Supplied entries ::
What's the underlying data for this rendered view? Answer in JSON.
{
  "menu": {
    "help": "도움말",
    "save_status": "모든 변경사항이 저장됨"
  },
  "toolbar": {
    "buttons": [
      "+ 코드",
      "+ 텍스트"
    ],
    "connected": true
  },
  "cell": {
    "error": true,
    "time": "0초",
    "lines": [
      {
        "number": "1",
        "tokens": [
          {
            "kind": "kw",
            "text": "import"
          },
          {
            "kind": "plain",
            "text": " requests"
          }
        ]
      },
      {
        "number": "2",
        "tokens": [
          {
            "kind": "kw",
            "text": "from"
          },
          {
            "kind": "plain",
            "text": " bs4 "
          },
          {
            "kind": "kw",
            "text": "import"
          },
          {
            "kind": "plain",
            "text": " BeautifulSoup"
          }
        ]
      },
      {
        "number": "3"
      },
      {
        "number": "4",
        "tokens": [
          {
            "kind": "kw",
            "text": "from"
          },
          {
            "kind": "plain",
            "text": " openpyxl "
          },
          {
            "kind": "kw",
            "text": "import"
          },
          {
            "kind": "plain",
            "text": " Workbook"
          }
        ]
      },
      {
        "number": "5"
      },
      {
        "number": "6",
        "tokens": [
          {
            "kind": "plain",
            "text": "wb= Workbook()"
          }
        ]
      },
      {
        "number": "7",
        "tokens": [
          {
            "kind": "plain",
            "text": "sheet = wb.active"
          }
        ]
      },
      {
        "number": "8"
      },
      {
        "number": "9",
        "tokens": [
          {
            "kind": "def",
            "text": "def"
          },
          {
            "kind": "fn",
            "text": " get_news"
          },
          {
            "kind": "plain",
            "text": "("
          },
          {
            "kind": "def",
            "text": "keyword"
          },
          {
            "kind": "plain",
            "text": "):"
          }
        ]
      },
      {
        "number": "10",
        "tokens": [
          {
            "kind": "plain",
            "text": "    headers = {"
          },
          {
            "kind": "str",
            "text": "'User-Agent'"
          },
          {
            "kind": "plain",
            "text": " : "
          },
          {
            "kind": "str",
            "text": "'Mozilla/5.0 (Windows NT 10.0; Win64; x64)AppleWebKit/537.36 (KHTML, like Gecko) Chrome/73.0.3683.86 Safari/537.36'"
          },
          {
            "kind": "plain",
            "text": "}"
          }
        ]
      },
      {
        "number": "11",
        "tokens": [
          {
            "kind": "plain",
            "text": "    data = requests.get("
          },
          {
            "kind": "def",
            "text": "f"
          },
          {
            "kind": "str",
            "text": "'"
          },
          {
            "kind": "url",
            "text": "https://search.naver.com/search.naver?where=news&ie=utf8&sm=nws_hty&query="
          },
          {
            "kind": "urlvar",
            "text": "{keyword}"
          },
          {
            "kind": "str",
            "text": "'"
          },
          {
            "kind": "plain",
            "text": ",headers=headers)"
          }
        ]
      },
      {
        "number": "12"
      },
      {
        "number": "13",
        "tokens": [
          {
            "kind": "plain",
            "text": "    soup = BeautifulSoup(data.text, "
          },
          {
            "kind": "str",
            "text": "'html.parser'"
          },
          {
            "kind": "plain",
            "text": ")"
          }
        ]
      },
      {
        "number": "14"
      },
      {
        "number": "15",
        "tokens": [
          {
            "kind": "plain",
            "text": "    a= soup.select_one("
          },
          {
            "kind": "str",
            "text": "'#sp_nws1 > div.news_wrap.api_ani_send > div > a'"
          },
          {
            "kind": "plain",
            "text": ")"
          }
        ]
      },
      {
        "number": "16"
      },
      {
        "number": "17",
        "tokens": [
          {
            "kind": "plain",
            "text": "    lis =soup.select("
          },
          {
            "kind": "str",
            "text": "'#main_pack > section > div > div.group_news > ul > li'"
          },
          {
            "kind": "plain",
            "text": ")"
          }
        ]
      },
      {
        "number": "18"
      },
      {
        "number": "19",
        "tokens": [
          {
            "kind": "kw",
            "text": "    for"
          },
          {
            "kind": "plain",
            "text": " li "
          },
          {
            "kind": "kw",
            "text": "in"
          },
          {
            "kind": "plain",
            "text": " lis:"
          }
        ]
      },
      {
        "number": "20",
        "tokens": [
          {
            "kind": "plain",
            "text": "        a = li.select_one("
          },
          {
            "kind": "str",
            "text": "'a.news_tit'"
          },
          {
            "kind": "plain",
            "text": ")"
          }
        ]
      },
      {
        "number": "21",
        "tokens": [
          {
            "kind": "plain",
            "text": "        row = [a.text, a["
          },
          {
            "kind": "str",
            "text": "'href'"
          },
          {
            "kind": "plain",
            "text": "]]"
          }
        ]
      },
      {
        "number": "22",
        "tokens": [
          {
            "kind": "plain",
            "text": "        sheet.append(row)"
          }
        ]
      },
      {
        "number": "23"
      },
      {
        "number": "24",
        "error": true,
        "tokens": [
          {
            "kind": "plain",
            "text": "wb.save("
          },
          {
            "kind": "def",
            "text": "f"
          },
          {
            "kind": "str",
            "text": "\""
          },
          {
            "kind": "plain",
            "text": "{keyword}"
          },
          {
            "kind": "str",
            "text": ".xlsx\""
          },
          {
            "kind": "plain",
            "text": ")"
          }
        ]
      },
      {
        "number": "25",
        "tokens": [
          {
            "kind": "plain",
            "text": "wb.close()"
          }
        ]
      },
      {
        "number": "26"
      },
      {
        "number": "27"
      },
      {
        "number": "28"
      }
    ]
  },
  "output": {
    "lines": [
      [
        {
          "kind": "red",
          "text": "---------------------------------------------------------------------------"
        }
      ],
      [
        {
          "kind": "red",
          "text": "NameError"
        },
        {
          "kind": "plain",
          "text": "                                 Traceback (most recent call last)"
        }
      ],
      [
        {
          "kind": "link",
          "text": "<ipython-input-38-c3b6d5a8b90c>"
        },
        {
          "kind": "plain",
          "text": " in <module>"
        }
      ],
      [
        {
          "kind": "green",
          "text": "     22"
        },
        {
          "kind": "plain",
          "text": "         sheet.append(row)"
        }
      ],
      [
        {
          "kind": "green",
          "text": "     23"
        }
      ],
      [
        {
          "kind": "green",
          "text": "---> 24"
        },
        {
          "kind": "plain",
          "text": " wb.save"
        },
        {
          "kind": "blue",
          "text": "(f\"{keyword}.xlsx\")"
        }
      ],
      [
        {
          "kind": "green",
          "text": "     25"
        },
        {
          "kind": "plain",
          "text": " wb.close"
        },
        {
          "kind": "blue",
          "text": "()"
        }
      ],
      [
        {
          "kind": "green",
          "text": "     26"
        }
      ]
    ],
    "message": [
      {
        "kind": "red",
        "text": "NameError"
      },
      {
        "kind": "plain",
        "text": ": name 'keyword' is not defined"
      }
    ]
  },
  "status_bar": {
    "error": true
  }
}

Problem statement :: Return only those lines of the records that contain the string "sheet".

Response area ::
            "text": "sheet = wb.active"
            "text": "        sheet.append(row)"
          "text": "         sheet.append(row)"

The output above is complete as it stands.